Empathetic awareness has its starting point by evincing a sensitivity to the feelings, hopes, and aspirations of those close to one’s heart yet cannot stall out there. The quality must ripple out to distance shores inhabited by the alien other. In this manner, the process of de-colonisation of one’s mind can begin.
Denial of the reality of Climate Change, albeit outside the cynical ranks of obscenely compensated Big Energy Industry lobbyists and shills, is borne of a similar, life-negating dynamic i.e., an ossified egotism winnows down awareness to manageable bits of casuistry: “I just shovelled three feet of snow from my driveway. Global Warming…my frozen butt.” “I think too much political hay is made from weather. Our ancestors braved it and it was part of their lives,” arrive the (verbatim) quotes as seen on my Facebook newsfeed.
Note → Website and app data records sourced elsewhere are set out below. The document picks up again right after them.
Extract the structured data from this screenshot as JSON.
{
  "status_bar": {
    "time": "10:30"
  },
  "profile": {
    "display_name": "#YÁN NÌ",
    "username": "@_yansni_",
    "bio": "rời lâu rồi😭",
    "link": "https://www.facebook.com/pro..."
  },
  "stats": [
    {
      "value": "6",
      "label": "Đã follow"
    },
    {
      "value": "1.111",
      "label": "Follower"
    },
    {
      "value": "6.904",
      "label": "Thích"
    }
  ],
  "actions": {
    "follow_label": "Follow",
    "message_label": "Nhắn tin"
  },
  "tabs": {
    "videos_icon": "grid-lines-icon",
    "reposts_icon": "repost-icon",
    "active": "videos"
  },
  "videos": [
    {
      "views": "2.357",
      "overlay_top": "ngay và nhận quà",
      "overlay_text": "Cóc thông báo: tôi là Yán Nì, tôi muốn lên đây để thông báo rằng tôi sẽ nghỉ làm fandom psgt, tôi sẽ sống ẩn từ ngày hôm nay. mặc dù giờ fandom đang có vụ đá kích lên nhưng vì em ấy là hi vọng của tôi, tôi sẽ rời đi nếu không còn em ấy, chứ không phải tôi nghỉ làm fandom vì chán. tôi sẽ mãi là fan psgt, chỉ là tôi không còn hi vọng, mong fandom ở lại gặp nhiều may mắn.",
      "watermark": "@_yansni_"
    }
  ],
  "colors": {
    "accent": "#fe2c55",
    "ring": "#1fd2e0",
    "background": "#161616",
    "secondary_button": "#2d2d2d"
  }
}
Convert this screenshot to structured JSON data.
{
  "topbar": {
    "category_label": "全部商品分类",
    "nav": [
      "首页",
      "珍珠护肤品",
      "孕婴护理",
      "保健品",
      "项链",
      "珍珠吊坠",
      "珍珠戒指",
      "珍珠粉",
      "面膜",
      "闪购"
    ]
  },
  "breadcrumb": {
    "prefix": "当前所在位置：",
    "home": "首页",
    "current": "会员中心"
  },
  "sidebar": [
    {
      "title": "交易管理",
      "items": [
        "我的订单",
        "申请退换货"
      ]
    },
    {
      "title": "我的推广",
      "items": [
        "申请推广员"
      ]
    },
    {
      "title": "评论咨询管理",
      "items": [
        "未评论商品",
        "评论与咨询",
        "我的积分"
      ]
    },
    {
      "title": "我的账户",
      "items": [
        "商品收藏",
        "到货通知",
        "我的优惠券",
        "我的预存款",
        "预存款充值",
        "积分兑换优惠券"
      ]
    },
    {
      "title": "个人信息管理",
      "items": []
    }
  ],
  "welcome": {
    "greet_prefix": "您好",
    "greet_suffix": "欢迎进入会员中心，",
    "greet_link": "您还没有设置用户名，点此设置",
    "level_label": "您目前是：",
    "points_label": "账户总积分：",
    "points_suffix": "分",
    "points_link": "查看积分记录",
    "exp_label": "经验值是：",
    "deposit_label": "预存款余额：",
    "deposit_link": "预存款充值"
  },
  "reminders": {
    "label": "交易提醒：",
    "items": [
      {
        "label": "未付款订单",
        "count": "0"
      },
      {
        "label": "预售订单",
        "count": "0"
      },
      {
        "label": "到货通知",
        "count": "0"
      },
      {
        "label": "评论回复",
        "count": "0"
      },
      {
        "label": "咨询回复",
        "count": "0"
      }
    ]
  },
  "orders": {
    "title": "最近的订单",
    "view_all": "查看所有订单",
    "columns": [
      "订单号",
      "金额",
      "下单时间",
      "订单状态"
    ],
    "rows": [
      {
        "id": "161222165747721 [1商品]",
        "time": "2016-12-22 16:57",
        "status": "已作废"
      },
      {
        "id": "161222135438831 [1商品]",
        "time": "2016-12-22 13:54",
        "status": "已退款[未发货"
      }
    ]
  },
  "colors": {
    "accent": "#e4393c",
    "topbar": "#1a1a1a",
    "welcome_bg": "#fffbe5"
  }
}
The declarations reveal an inner colonisation, manifested by a monoculture of the mind. Because the natural world and the human psyche emerged from the same evolutionary schematic, circumscribing down one’s consciousness to ad hoc rationalisations for maintaining a destructive status quo, as is the case with climate denialism, amounts to psychical ecocide thus mirrors the fate of the earth, now in the throes of the sixth great extinction, due to the predation attendant to hyper-industrialisation and consumerist addiction. The exponential loss of biodiversity is mirrored in the collective psyche of the consumerscape, as if a massive fishing trawler has stripped all signs of life from the oceanic heart of humankind.
“I can’t go on…I’ll go on.” — final two sentences of Samuel Beckett’s novel, The Unnamable.
Yet, at times, I’m baffled as to how we, the scant and scattered few, who refuse to close our eyes and block our hearts to the realities of the day continue to go on. What force restrains one from reeling into the street seized by lamentation?
One foot is placed before the other. One word follows the next on the page. An ineffable understanding draws us into communion with the world and each other, even as the din of disconsolate angels braces the mind and cleaves the heart.
I know I am not alone in this. Nor are you. Even though, it seems so. What is the common prayer for those who cannot close themselves off from the agonised soul of the colonised world — for those of us who are ants who dream we are Atlas, and our visions crush us as if it were the weight of the earth itself upon our shoulders?
We face a vast aloneness together. An affinity of isolation binds us like a prayer of sacred vehemence. Empathy enjoins us thereby bestowing preternatural strength. Otherwise, the immense sadness of the earth would crush us into oblivion.